From lectures that I’ve heard by scholars of Ancient Egypt, U.S.-style plantation slavery was not common in that society. A person referred to as a “slave” in Ancient Egypt may simply have been subject to paying a 20 percent income tax, for example, that “free” citizens were not subject to.
As noted in Wikipedia, there is minimal support for the historical truth of the Exodus story in the (otherwise excellent) written records of Ancient Egypt.
Suppose that Jews were indeed once “slaves” in Egypt, i.e., subject to higher-than-usual taxes. How would they be doing in modern times? PwC says that Egypt has a personal income tax rate that tops out at 22.5 percent.

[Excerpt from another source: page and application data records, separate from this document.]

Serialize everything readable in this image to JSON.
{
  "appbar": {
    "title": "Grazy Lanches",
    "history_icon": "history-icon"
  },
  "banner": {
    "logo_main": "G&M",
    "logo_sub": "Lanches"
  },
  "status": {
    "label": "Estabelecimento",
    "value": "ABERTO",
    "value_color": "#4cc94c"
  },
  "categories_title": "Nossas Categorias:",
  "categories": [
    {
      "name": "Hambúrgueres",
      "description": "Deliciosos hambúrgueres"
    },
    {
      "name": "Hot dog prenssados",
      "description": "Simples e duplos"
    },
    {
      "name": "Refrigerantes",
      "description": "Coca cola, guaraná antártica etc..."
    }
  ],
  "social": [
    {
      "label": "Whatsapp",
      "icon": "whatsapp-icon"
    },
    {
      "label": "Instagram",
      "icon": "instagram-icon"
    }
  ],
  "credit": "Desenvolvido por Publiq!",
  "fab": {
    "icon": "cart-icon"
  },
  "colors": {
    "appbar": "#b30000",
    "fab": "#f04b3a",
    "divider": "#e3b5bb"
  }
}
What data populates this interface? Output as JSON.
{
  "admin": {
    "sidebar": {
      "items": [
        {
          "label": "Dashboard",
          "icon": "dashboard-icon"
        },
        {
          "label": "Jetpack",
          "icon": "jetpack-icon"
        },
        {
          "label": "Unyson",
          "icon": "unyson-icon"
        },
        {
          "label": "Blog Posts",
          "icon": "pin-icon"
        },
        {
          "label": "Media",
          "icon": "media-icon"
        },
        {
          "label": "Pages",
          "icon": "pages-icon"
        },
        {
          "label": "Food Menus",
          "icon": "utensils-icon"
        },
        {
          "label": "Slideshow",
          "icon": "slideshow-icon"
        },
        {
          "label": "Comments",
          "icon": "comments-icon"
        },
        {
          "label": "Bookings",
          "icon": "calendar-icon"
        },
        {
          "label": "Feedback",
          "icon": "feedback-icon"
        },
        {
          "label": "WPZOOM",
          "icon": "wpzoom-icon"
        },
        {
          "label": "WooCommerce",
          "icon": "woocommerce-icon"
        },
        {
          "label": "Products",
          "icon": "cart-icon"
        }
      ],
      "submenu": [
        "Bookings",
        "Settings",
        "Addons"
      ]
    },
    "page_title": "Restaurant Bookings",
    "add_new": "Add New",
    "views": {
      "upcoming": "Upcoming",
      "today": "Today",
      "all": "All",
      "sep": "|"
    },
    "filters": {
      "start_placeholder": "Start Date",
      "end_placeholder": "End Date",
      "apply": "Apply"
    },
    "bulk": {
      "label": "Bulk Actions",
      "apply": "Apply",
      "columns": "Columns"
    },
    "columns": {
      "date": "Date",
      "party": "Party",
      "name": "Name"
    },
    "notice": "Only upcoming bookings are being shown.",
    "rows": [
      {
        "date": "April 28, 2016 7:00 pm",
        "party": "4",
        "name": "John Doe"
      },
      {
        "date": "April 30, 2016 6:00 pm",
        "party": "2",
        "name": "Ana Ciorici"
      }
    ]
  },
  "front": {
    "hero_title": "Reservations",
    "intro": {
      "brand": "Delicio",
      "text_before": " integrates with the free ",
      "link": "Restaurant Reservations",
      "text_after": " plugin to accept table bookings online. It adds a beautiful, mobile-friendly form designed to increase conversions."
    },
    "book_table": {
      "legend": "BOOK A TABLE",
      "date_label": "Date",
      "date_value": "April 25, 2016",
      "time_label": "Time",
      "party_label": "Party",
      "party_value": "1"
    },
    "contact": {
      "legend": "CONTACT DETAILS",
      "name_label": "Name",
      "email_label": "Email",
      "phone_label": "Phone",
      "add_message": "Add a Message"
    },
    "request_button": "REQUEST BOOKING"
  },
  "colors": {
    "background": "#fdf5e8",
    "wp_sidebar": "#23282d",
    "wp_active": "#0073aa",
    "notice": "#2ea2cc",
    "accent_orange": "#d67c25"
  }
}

Compare to Israel at 50 percent and the U.S. at potentially over 50 percent (broken up into 37 percent federal and 13.3 California state income tax, for example).
Is this sort of like the founding myth of the U.S.? We tell K-12 children in our government-run schools that we started at war against Great Britain because of cruel and high taxation yet now the UK has lower taxes than the U.S. in a lot of areas, e.g., for entrepreneurs whose total tax bill of 10 percent in the UK will be lower than their state tax bill alone in California.
Oh yes, as long as we’re talking about Britain and Passover, as the Labour Party would say… “Happy Passover to readers who are practicing Jewcraft!”
[Separately, what about creating a Shmura Cheez-It Matzah cracker? Everyone likes Cheez-Its, right? And they’re not all that bread-like.]